Here we have the account of the court surrounding the Tabernacle and the Tent and here again the description begins from the inside. First, the brazen altar is described. It symbolized devotion on the basis of sacrifice. Once more the acacia wood spoke of the necessity for continuous devotion while the brass symbolized the strength of that devotion. As will be seen later on, the sin sacrifice was offered outside the camp. Here its ashes, mingled with offerings, formed the groundwork of acceptance.
The whole court was to be enclosed by curtains of finely twined linen. There was no intermixture of gold or blue, or scarlet, save at the gates of entrance. These exterior curtains were to be upheld by pillars set in sockets of brass and capped by crowns of silver, the whole suggestive of purity based on the strength of government and crowned by the fact of redemption.

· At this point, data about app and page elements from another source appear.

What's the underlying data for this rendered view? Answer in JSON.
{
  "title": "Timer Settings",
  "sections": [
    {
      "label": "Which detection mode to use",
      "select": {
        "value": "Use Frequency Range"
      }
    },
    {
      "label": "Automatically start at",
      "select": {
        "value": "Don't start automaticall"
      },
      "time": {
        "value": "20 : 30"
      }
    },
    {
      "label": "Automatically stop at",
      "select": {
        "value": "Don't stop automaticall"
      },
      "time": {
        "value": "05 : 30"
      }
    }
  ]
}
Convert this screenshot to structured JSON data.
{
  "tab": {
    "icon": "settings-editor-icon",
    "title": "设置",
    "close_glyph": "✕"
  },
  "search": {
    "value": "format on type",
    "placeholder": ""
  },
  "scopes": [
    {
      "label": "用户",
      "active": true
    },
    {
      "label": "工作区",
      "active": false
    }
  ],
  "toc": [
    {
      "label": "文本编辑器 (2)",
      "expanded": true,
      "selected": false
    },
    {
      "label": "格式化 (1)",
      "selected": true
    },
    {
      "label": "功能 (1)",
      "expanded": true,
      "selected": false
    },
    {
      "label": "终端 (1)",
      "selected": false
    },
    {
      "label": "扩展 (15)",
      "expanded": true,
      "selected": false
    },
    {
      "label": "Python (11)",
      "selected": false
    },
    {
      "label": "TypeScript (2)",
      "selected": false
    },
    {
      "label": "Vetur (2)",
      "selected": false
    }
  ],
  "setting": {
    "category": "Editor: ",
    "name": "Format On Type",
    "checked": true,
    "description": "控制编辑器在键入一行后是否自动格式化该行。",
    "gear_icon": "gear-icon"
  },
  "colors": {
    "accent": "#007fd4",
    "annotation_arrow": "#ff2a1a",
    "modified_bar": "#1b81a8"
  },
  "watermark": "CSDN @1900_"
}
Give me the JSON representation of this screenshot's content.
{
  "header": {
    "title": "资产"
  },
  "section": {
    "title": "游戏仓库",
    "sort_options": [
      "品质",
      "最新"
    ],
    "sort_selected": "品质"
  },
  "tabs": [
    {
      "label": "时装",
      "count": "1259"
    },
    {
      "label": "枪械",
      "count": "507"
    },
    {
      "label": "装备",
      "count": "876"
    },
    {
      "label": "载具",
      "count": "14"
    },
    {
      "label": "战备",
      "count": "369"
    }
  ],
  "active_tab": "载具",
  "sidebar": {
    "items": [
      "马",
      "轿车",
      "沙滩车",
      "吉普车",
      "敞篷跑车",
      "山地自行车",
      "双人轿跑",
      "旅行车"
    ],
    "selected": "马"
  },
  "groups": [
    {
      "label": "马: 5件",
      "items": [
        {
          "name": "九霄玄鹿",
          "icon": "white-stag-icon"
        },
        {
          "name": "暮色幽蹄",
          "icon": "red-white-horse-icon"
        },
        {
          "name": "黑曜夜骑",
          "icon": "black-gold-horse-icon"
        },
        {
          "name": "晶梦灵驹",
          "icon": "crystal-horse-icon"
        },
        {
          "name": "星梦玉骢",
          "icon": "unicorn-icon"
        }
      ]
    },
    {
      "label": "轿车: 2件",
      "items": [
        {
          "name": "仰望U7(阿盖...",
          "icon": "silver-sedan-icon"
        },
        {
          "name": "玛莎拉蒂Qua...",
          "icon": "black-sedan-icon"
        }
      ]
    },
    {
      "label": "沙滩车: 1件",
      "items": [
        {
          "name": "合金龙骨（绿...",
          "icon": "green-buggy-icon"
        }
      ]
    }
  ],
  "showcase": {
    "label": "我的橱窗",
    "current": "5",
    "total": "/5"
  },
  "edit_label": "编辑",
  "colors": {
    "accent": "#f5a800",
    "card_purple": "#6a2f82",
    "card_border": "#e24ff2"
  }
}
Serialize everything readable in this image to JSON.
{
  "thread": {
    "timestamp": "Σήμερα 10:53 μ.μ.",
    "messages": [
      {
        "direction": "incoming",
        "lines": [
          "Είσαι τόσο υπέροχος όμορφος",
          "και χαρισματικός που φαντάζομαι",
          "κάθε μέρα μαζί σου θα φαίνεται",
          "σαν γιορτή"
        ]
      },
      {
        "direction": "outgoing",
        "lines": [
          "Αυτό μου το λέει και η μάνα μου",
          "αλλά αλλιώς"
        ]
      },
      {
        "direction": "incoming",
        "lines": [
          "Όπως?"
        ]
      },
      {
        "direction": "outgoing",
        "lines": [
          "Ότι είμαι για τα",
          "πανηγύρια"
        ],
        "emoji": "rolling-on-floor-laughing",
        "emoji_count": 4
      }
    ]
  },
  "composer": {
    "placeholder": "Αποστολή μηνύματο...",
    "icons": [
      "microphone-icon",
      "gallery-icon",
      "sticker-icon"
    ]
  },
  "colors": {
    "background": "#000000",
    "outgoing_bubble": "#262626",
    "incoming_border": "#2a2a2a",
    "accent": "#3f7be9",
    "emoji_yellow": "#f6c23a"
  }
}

The screen to be hung at the entrance was similar to that before the Holy Place. Thus the worshiper, standing outside each entrance, was reminded by the screen of the court, the screen of the Holy Place and the veil of the Most Holy, that there could be no approach to God save on the basis of perfection. No man might pass within the court to reach the altar of devotion save through the symbol of mediation. None might enter the Holy Place for fellowship and testimony but in the same way. None might reach the inner Presence chamber of the manifested Glory except through perfection.
the Second Week after Epiphany